[Start of section]
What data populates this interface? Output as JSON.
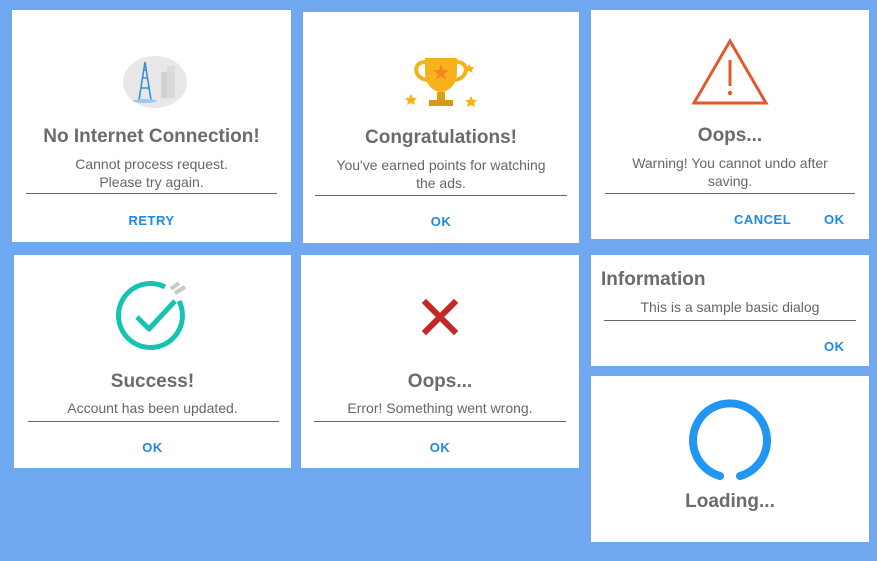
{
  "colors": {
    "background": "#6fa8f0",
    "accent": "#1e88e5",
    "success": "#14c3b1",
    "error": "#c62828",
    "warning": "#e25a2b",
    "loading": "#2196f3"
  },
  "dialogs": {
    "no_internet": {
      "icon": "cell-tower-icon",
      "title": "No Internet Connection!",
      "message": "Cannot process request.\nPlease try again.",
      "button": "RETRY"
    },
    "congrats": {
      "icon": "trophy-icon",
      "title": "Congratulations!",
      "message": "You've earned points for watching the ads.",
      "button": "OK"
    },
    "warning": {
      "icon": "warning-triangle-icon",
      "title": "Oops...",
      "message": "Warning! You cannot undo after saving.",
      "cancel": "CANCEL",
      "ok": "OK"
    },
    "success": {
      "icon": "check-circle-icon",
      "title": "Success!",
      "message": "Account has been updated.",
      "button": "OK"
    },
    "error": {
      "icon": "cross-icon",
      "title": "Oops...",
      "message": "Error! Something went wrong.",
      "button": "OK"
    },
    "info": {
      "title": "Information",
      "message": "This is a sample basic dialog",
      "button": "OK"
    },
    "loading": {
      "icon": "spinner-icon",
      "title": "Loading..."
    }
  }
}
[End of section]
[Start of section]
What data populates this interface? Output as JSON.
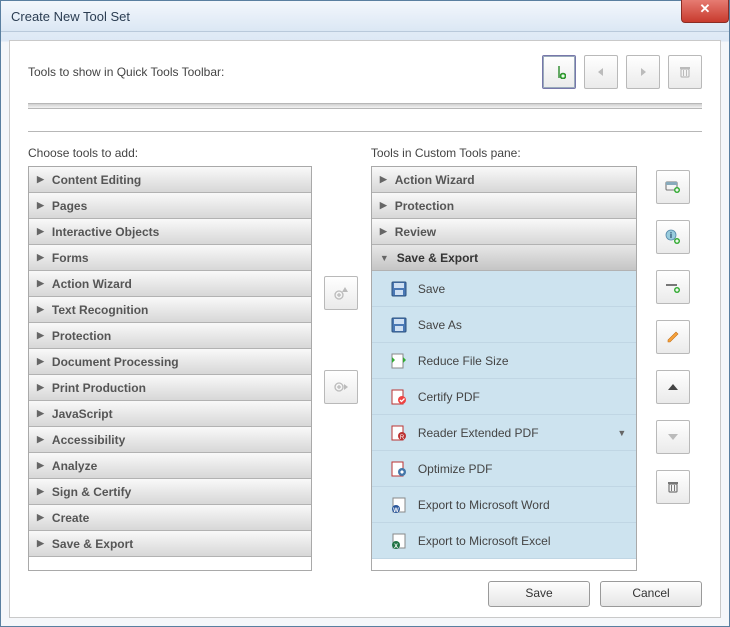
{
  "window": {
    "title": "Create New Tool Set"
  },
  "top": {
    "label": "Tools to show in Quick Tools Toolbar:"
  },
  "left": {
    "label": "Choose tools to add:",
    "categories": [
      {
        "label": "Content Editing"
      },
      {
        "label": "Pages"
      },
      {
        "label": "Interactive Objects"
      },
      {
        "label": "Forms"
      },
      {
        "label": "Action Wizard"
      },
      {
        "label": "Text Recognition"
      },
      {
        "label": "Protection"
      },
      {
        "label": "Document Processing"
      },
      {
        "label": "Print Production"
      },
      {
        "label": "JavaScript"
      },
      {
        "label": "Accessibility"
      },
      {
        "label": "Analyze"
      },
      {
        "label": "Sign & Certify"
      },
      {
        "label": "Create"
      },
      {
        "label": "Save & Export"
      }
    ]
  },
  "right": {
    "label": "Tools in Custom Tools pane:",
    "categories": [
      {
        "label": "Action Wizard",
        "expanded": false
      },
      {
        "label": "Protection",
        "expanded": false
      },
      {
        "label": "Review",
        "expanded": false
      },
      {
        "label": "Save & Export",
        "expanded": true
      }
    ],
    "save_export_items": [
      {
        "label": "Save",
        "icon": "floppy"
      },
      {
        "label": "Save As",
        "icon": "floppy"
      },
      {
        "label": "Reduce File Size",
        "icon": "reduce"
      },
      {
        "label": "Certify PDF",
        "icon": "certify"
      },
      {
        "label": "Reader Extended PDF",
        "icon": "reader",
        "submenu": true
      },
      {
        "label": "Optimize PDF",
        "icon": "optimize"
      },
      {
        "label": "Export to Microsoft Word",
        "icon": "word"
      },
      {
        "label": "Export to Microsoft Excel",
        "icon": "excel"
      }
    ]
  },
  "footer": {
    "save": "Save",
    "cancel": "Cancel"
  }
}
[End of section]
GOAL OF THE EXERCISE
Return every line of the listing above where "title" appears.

EXERCISE RESPONSE
      "title": "No Internet Connection!",
      "title": "Congratulations!",
      "title": "Oops...",
      "title": "Success!",
      "title": "Oops...",
      "title": "Information",
      "title": "Loading..."
    "title": "Create New Tool Set"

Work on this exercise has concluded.